Just in time for their run on CMJ, Southern Californian super collective JJAMZ give "Suicide Pact" a very groovy, black and white video treatment. C'est bon!
First things first. It's pronounced Juh-Jamz. Like you have a stutter.
JJAMZ. Why do we feel like we already know them? Is it because James is the lead guitarist for the always radio ready Maroon 5? Jason the drummer of indie institutions Rilo Kiley and Bright Eyes? Alex the singer/writer/guitarist from Phantom Planet and Mark Ronson's solo records? Michael a beloved musician/artist/designer? And Z the leader of LA girl gang The Like?
No? Not ringing any bells? Maybe it's because this is how you feel when you hear something at once fresh yet familiar. Like you've accidentally dialed up next year's radio. This is what happens when five Best Friends come together to play music for no other reason than the joy it brings and the refuge it provides. After years and years of playing in their own bands, to varying degrees of success (James has Grammys, Jason was once nominated for a Woodie), they realized the absurdity of never having joined forces, and set out to right that wrong.
The resulting effort is their debut album, Suicide Pact, an offering as honest and personal as you might expect from people that have had each other's backs (and occasionally been at each other's throats) for the last 10 years. Only friends this close could provide such a rewarding synthesis of disparate musical tastes, coupled with perilously revealing lyrics; it's as if Rumours were recorded by My Bloody Valentine, Fiona Apple sang "Heart of Glass", or Andrew W.K. wrote Saturday Night Fever. This mix of accessibility and surprise stands as JJAMZ' greatest asset. You knew that James had great guitar chops, but did you know he can make a racket? Jason is every indie fan's favorite drummerbut he loves disco? Alex is a classic front man, but he's also a consummate musical director, at home on every instrument. Michael writes beautiful, intimate song-poems with big choruses. As for Z well, whatever your preconceptions were of Z, you're only half rightor wrong.

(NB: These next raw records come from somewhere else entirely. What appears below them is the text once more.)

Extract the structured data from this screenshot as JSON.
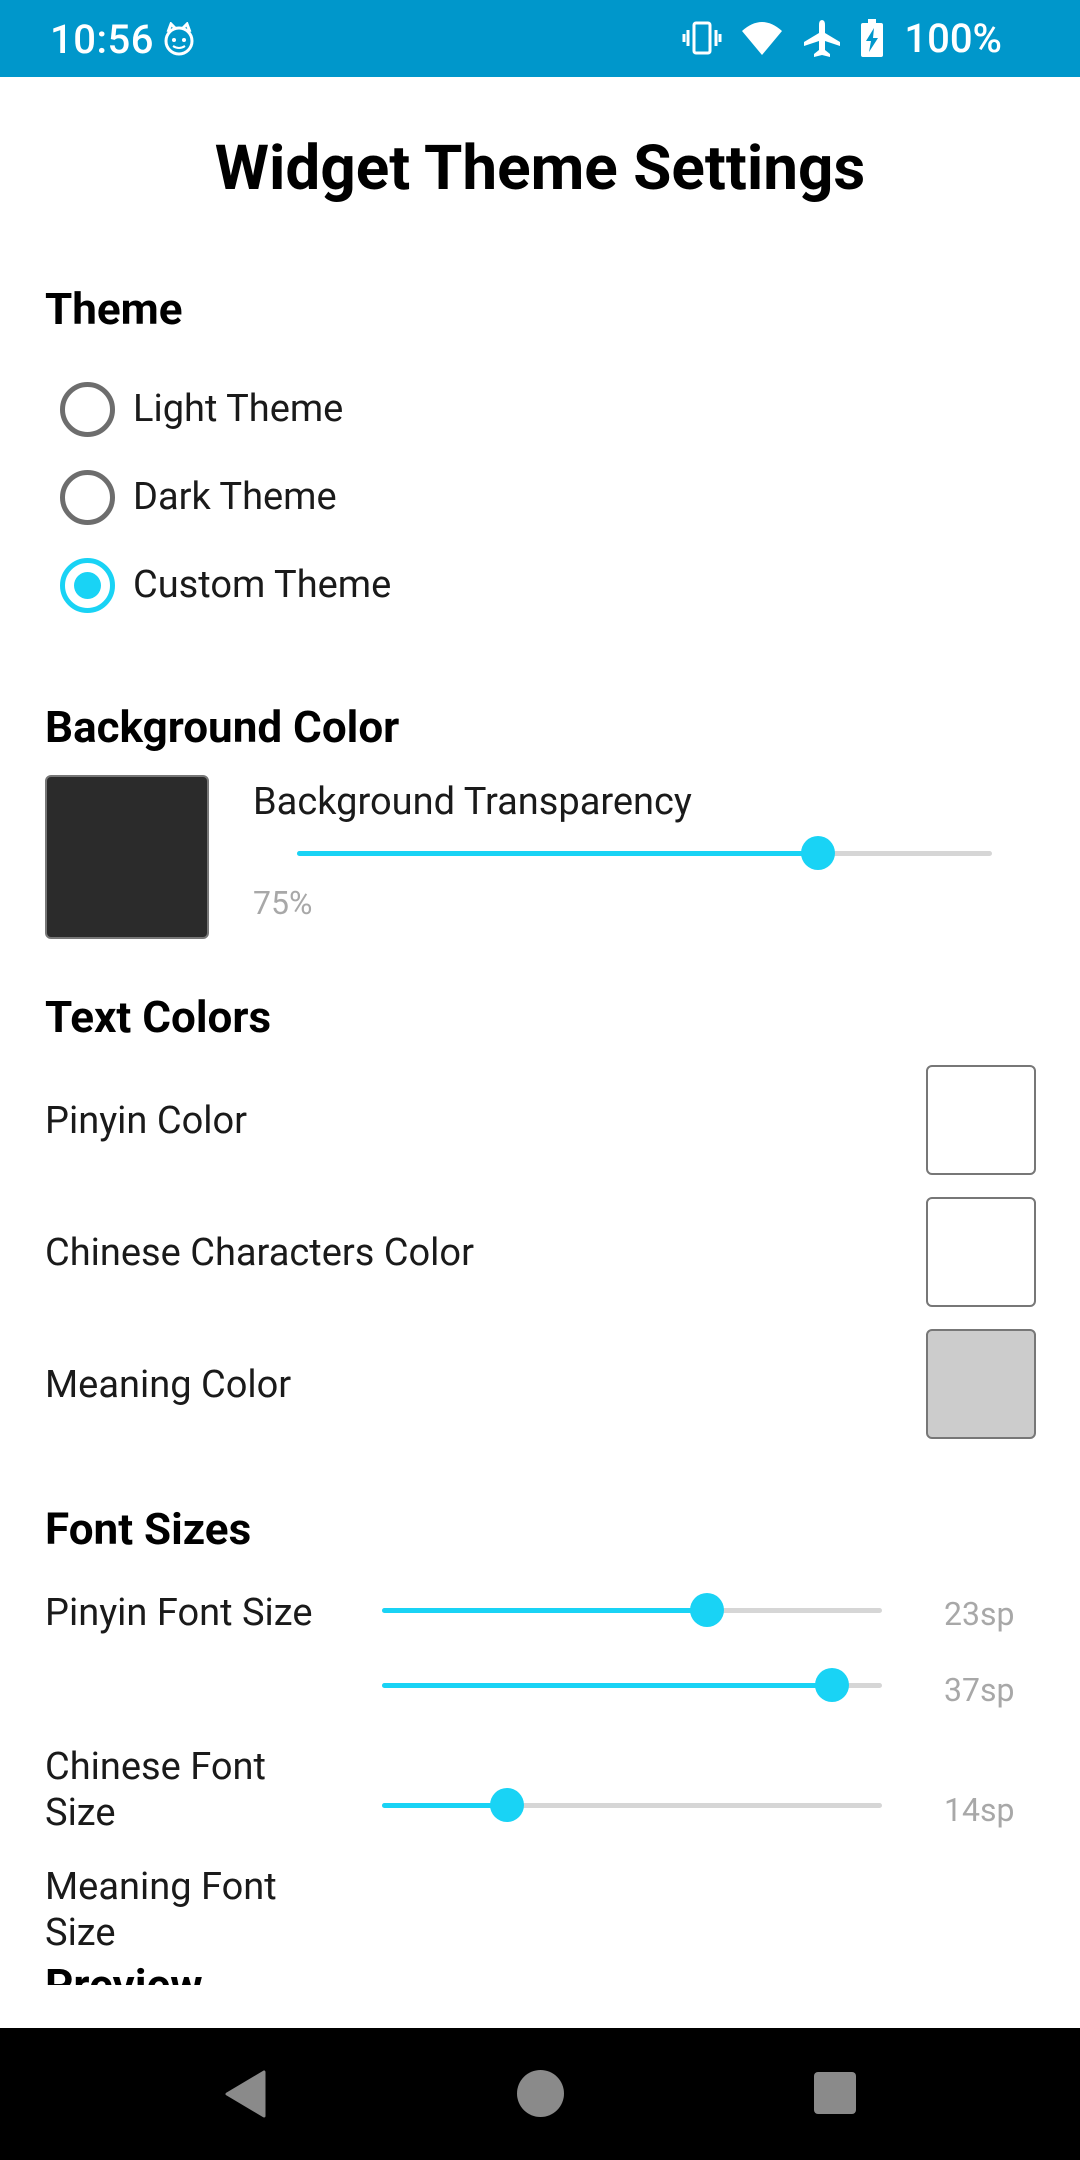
{
  "status_bar": {
    "time": "10:56",
    "battery_percent": "100%",
    "icons": [
      "cat-notification-icon",
      "vibrate-icon",
      "wifi-icon",
      "airplane-icon",
      "battery-charging-icon"
    ]
  },
  "header": {
    "title": "Widget Theme Settings"
  },
  "theme": {
    "heading": "Theme",
    "options": [
      {
        "label": "Light Theme",
        "selected": false
      },
      {
        "label": "Dark Theme",
        "selected": false
      },
      {
        "label": "Custom Theme",
        "selected": true
      }
    ]
  },
  "background": {
    "heading": "Background Color",
    "swatch_color": "#2b2b2b",
    "transparency_label": "Background Transparency",
    "transparency_value": "75%",
    "transparency_fraction": 0.75
  },
  "text_colors": {
    "heading": "Text Colors",
    "items": [
      {
        "label": "Pinyin Color",
        "color": "#ffffff"
      },
      {
        "label": "Chinese Characters Color",
        "color": "#ffffff"
      },
      {
        "label": "Meaning Color",
        "color": "#cccccc"
      }
    ]
  },
  "font_sizes": {
    "heading": "Font Sizes",
    "items": [
      {
        "label": "Pinyin Font Size",
        "value": "23sp",
        "fraction": 0.65
      },
      {
        "label": "Chinese Font Size",
        "value": "37sp",
        "fraction": 0.9
      },
      {
        "label": "Meaning Font Size",
        "value": "14sp",
        "fraction": 0.25
      }
    ]
  },
  "preview": {
    "heading": "Preview"
  },
  "colors": {
    "accent": "#19d3f5",
    "status_bar": "#0097cb"
  }
}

One might think the album's morbid title suggests compositions suitable for seances and animal sacrifices, but that's sadly not the case. Listeners will find heart wrenched narratives chronicling the dreams and desires common to youth ("Never Enough", "Suicide Pact"), Club Jams for the Thinking Man ("Heartbeat", "Square One"), and fun, potential summer anthems ("LAX", "Cleverly Disguised") that will make people want to drive around topless (Their car's top, obviously. Stop blushing). In fact, if there were a dance club that played intelligent, musical, lyrically driven songs that you return to again and again, Suicide Pact might populate the entire playlist.
So there you have it. It's not the most unusual story. Best friends making music. Happens all the time. Yet, when listening to this collection of songs, you can't help but sense something else at play, something beyond the driving rhythms and lifting melodies. It becomes clear that this is as much a testament to their powerful songwriting as it is to their equally, if not more, powerful friendship. This band, this de facto family, has made a Suicide Pact. It also happens to be the name of their record.